Simple FFI in Idris
FFI Foreign Functions Inerface allows you to call a code written in one language from a code written in another language. In this post I will show you how to do that in dependently typed programming language called Idris. We will be able to call C code from Idris and vice versa.
First let’s create simple program in C which will allow us to calculate factorial (file
Header file is also required as it will provide a function declaration for our exposed factorial function (file
Now you should be able to compile it with GCC like this
$ gcc -c factorial.c
Once that done let’s look at Idris code which needs only two extra directives to make everything works
As you can see we define a function as usually with a special call to foreign and the rest is handled by the underlying runtime implementation.
Now you are able to either compile your code or call it directly from a REPL
$ idris ffi.idr -o ffi
For this example we are going to create Idris data type which is equivalent to the list of integers (file
nil : List Int
cons functions allowing to construct a list and helper
showList function which displays our list on a screen. As opposed to C header file which declares functions we need to have special export functions (
exportList from the above) which defines functions and types alongside their aliases as a return value. To proceed type
idris list.idr --interface -o list.o into a shell. This code will generate object file and a header which we are going to include into our C source code
C part is a bit trickier as we need to create an Idris virtual machine which will be running our functions and every function call also expects
vm as a first parameter. At the end we need to free resources, so there is a
close_vm call as well.
Finally back to our compilation command which is a bit complex this time

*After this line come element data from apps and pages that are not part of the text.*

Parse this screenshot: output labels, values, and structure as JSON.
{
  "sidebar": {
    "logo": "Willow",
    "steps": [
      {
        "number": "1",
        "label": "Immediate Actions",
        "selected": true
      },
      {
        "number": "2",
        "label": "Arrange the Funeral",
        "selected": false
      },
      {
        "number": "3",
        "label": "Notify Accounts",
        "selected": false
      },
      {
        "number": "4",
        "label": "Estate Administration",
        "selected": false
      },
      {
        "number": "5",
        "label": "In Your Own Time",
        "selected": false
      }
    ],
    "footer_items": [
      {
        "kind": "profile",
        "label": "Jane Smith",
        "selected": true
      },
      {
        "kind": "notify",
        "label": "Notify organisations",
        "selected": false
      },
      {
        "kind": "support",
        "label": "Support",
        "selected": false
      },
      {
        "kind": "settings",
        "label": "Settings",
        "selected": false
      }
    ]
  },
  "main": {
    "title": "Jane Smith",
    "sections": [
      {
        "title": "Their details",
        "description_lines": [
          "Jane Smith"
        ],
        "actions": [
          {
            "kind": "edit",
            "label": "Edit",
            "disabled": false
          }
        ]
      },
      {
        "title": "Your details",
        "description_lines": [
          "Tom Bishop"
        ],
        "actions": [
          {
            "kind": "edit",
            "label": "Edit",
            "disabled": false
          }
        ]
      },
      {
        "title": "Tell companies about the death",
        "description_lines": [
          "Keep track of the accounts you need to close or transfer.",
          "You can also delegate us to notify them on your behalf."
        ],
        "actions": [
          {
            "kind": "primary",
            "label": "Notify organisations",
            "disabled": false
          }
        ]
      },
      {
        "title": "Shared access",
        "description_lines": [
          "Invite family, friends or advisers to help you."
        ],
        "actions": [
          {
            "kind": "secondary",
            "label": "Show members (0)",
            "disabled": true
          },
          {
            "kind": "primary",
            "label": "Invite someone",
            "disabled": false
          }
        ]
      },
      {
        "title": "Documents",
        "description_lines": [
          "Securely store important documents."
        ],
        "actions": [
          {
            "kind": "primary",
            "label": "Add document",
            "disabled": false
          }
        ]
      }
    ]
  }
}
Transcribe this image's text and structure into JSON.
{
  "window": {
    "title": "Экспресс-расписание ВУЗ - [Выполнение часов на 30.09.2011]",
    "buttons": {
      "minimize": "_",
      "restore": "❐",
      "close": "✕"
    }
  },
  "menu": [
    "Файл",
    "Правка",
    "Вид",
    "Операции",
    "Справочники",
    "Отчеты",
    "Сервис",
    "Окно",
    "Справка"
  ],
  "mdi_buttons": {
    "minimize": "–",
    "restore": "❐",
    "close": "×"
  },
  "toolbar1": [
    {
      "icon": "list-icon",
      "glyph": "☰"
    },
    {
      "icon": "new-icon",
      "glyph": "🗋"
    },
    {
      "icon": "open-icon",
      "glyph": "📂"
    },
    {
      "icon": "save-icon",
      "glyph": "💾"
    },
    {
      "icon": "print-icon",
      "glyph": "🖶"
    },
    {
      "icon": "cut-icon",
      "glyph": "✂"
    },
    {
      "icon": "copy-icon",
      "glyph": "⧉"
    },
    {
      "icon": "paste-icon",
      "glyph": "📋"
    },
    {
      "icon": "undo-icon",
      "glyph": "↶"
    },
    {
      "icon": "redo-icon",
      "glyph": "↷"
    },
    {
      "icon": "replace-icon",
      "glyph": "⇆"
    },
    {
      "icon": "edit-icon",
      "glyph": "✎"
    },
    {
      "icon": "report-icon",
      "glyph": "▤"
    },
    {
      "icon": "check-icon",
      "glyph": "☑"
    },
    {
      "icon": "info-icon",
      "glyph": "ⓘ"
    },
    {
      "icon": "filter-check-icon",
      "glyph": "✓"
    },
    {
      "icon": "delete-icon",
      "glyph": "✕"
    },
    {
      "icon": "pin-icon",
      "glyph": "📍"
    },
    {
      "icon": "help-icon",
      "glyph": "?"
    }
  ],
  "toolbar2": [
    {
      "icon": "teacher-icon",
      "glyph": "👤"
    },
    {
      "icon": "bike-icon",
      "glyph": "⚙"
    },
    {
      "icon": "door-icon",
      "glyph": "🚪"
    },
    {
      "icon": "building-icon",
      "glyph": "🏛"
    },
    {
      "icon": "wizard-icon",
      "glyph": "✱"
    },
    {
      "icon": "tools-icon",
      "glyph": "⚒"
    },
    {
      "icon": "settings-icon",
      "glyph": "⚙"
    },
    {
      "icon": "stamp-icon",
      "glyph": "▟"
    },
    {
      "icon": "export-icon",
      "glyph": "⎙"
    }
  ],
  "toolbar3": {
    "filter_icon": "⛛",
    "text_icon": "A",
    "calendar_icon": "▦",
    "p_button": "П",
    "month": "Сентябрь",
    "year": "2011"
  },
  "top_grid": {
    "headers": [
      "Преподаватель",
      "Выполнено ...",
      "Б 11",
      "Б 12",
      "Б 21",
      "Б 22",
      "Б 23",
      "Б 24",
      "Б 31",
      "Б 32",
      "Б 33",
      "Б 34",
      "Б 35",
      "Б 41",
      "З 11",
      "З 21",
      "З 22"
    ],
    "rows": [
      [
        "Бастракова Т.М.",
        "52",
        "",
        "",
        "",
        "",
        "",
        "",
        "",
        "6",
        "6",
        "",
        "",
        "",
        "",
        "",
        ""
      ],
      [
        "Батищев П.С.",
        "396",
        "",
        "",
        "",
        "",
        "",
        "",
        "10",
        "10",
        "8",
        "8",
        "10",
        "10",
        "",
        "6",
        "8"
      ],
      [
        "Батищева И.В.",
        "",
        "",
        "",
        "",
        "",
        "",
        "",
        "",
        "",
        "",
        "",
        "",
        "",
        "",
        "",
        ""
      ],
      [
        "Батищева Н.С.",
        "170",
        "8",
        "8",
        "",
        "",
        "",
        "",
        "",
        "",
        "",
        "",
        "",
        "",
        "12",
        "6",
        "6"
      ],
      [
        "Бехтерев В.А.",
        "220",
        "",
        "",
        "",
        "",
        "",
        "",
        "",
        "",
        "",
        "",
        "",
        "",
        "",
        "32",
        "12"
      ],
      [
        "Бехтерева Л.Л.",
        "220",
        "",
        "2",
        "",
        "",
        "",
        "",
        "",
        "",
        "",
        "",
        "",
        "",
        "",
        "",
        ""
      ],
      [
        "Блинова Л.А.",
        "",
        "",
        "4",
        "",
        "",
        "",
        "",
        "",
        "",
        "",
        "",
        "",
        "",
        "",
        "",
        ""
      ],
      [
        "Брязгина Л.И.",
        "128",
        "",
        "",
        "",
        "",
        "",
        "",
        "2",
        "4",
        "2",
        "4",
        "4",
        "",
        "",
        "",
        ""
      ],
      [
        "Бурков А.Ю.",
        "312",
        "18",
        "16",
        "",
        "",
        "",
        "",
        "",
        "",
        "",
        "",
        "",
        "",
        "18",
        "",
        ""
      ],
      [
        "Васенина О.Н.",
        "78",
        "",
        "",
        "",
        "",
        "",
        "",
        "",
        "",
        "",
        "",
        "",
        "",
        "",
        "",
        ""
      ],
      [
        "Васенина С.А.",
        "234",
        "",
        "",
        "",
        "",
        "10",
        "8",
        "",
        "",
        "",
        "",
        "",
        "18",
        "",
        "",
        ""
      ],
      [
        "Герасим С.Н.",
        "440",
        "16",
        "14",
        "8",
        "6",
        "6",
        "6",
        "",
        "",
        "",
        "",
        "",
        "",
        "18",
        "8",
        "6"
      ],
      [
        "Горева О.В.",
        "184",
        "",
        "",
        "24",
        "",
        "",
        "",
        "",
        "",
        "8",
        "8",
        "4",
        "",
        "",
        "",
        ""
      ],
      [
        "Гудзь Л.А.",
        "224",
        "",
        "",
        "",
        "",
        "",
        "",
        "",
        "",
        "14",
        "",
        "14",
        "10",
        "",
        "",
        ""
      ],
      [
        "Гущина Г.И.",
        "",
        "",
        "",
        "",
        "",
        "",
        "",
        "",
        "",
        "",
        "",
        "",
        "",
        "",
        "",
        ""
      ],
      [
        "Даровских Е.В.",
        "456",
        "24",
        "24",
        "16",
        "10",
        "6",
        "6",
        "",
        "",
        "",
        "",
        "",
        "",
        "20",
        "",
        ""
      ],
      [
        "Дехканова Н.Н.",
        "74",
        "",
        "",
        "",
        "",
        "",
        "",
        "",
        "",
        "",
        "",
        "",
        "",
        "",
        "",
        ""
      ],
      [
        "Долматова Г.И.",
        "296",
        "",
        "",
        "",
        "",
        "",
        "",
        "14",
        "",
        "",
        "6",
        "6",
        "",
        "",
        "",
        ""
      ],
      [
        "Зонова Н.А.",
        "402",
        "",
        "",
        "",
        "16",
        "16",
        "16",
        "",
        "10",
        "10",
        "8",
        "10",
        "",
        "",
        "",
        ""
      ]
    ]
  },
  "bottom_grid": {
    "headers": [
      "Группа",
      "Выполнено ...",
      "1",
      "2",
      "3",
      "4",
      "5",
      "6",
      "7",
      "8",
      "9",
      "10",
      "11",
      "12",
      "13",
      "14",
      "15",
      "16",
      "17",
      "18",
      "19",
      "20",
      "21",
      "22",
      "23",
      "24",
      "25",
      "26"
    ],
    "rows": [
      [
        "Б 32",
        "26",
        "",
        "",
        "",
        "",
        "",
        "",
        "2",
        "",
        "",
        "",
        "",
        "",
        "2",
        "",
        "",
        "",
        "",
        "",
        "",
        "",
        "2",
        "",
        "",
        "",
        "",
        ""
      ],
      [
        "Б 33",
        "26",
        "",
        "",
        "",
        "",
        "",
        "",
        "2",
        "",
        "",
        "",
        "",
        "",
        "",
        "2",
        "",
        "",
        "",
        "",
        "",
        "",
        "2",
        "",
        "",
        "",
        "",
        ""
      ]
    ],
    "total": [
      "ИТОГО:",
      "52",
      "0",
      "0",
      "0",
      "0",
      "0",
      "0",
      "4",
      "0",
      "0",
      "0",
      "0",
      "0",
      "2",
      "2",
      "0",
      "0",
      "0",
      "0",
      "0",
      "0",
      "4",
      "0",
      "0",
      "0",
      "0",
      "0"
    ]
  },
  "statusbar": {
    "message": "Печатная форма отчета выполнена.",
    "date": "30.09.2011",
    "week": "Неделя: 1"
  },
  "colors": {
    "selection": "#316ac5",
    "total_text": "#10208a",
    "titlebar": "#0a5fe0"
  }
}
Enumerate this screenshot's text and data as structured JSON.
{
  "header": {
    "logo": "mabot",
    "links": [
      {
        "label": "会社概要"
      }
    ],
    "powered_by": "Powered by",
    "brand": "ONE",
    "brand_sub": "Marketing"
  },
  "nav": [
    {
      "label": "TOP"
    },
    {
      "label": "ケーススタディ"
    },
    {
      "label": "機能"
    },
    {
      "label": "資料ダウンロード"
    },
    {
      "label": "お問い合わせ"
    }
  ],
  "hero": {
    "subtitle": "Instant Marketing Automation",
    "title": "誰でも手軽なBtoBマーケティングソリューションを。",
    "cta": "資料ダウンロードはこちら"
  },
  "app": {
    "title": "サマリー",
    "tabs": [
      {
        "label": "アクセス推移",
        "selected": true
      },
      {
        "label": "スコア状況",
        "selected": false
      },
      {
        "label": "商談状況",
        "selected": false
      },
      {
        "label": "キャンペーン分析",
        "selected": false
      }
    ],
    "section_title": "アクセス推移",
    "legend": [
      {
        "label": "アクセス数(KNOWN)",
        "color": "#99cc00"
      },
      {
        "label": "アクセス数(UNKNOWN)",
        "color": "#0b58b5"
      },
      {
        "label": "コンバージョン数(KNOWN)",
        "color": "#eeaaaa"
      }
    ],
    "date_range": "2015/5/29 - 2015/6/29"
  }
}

$ gcc idris_list.c list.o `idris $@ --include` `idris $@ --link` -o list
and if nothing goes wrong you should be able to run
Ok, at this point you should have an overall idea of how to do inter-language calls. This might be useful for creating language bindings for popular libraries in Idris (like this Qt binding for Haskell for example). So if you are interested in developing ecosystem for this amazing language here’s your next adventure. Happy coding!